In recent weeks, global businesses have witnessed a fascinating and potentially game-changing trend in the market landscape: an unprecedented surge in cryptocurrency prices, particularly Bitcoin and Ethereum. This surge is so significant that it cannot be ignored, especially considering its implications on traditional financial services.
Just a couple of months back, Bitcoin was trading at the 10,000 USD mark. Today, it has soared to over 50,000 USD, a staggering 400% growth within a short span. Similarly, Ethereum has seen a 300% growth in the same period. This meteoric rise has prompted a flurry of activity in the market – a mix of awe, excitement and apprehension.
Indeed, the rising prices have been a boon for long-term holders of these cryptocurrencies, who are now reaping handsome returns on their investments. Many are considering reinvesting their earnings in emerging tech sectors such as artificial intelligence and blockchain technologies, expecting significant future growth.
But there’s more to this trend than meets the eye. On one hand, the rapid appreciation of these digital assets signals a growing acceptance of cryptocurrencies as a legitimate form of investment. More institutional investors are recognizing the potential of digital currencies and are pouring capital into these markets.
On the other hand, the surge in cryptocurrency prices has also raised concerns. Analysts are divided on the question of if this is a bubble waiting to burst, similar to the Dot-Com Bubble of the late 1990s. The memory of the sudden crash of Bitcoin prices in 2018, which resulted in significant losses for several investors, is still fresh in many minds.
Adding to these anxieties is the regulatory uncertainty surrounding cryptocurrencies. Different countries have varied stances on digital currencies and regulatory frameworks are evolving. For instance, while China has effectively banned cryptocurrencies, the United States is grappling with how to regulate them in a manner that balances both investor protection and technological innovation.
Furthermore, environmentalists raise concerns over the energy-intensive process of mining Bitcoins, which contributes to global carbon emissions. This, they argue, runs contrary to the worldwide push towards sustainable and green investments.

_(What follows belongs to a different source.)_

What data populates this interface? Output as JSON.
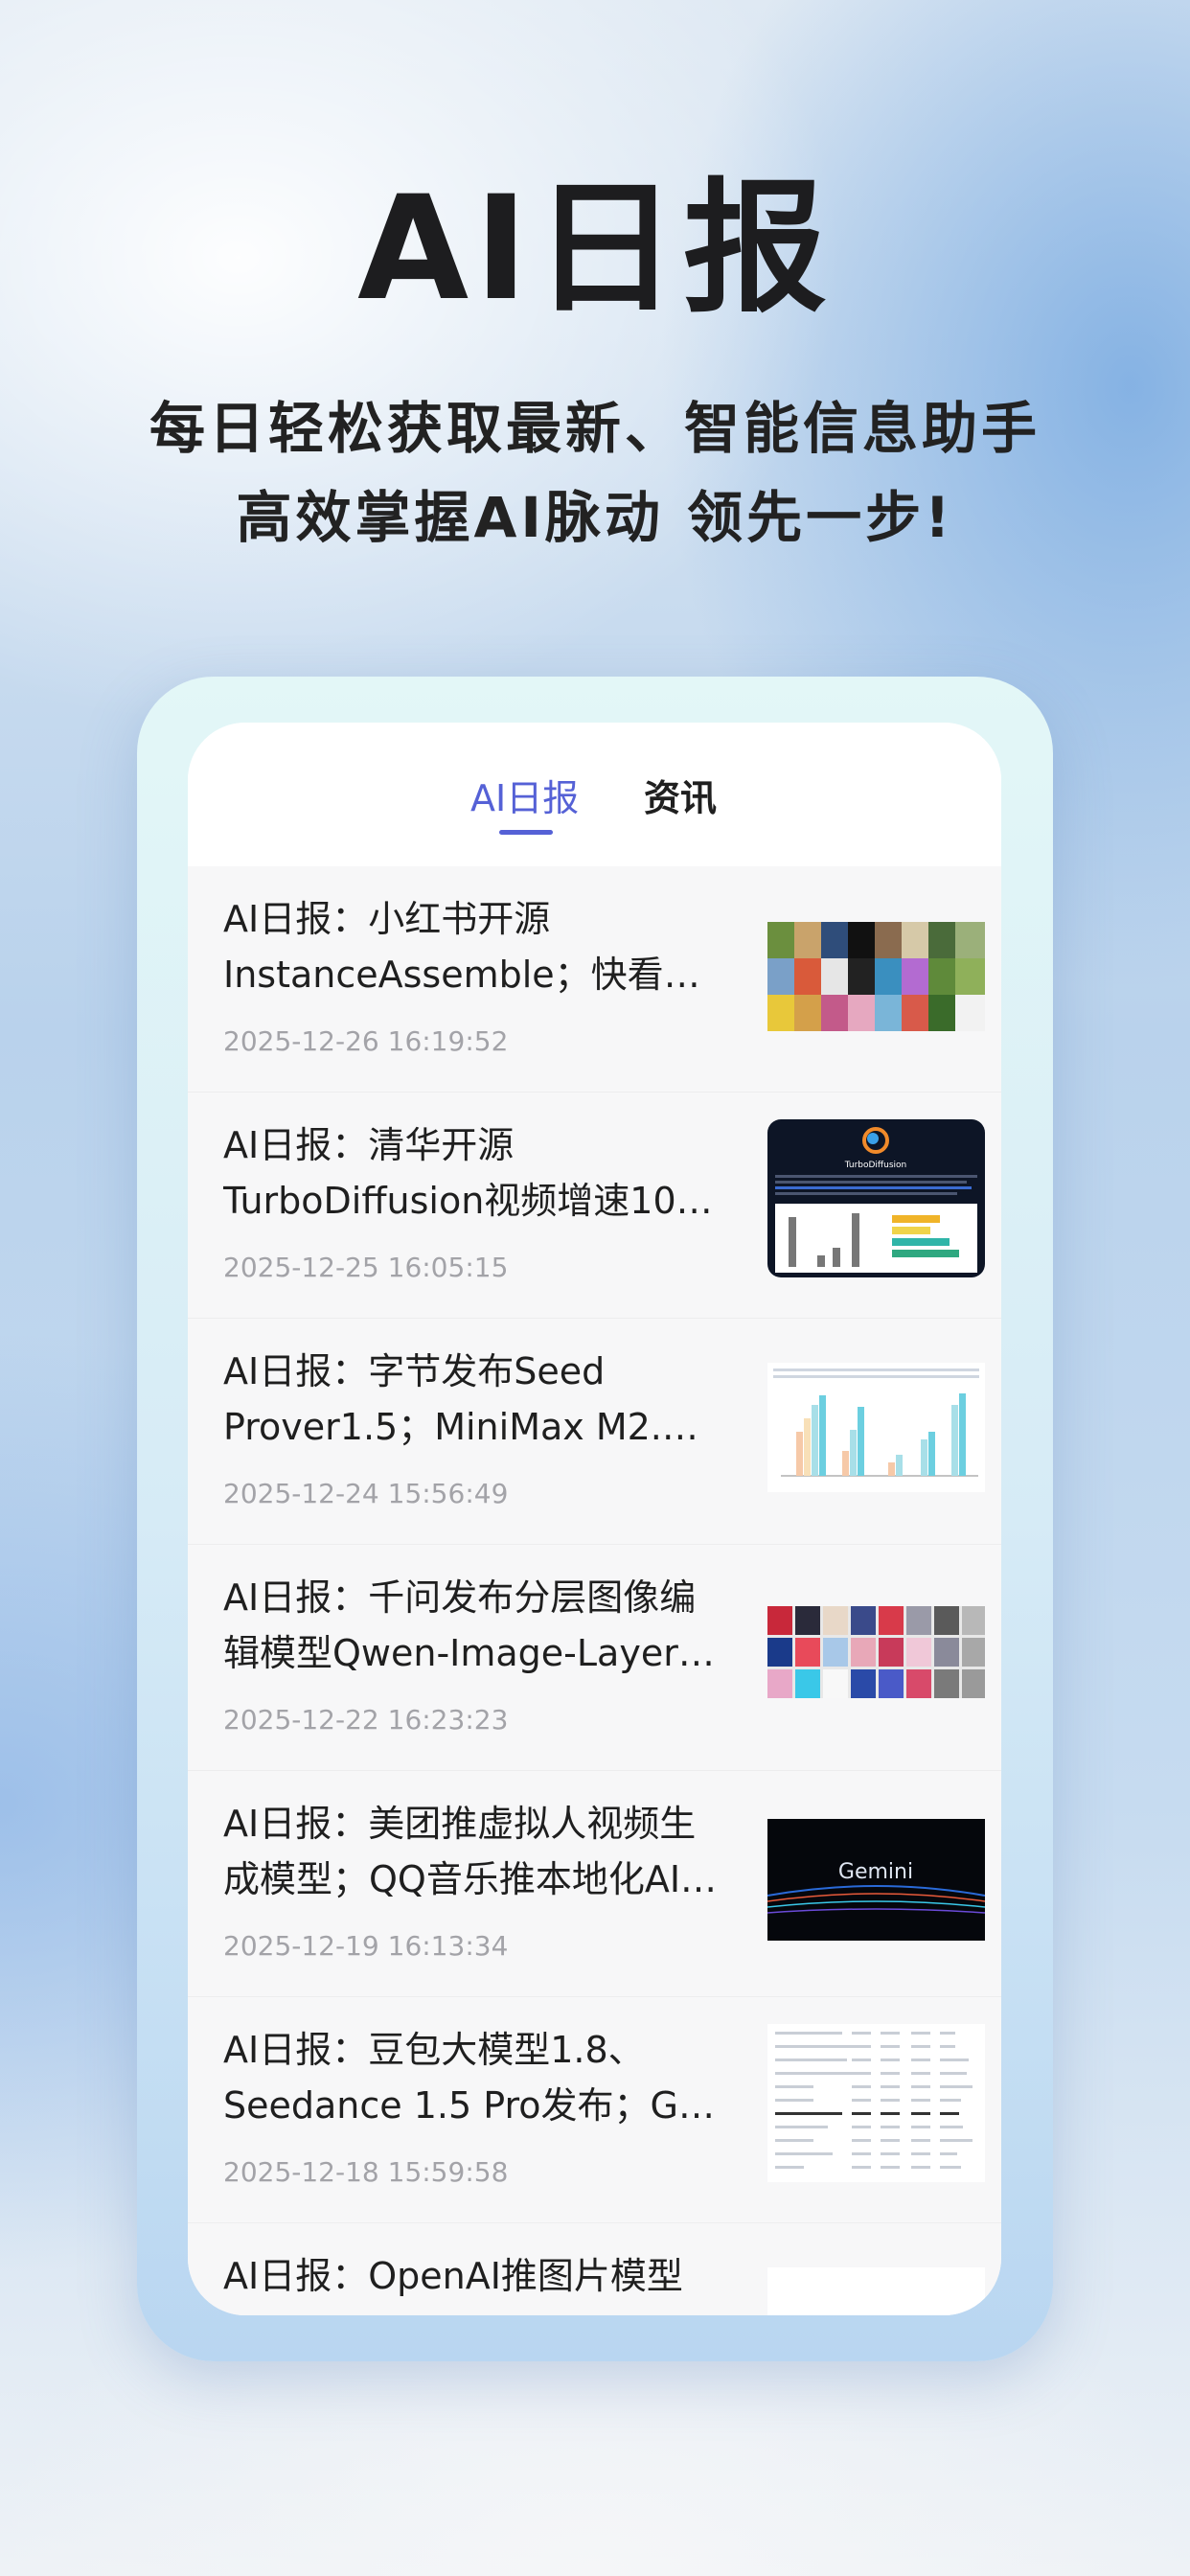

The surge in cryptocurrency prices is indeed a complex trend, with far-reaching implications on several fronts. Businesses would do well to track this trend closely, given its potential to disrupt traditional markets and financial services.
In conclusion, while the rise in cryptocurrency prices signals a shift in market dynamics, it also brings with it a host of challenges and uncertainties. It’s a trend that needs to be navigated astutely, keeping in mind not just potential returns, but also its broader impacts on society, economy, and the environment. As stakeholders in the business world continue to observe and ponder the future of digital currencies, one thing is certain: the world of cryptocurrencies is a force to be reckoned with.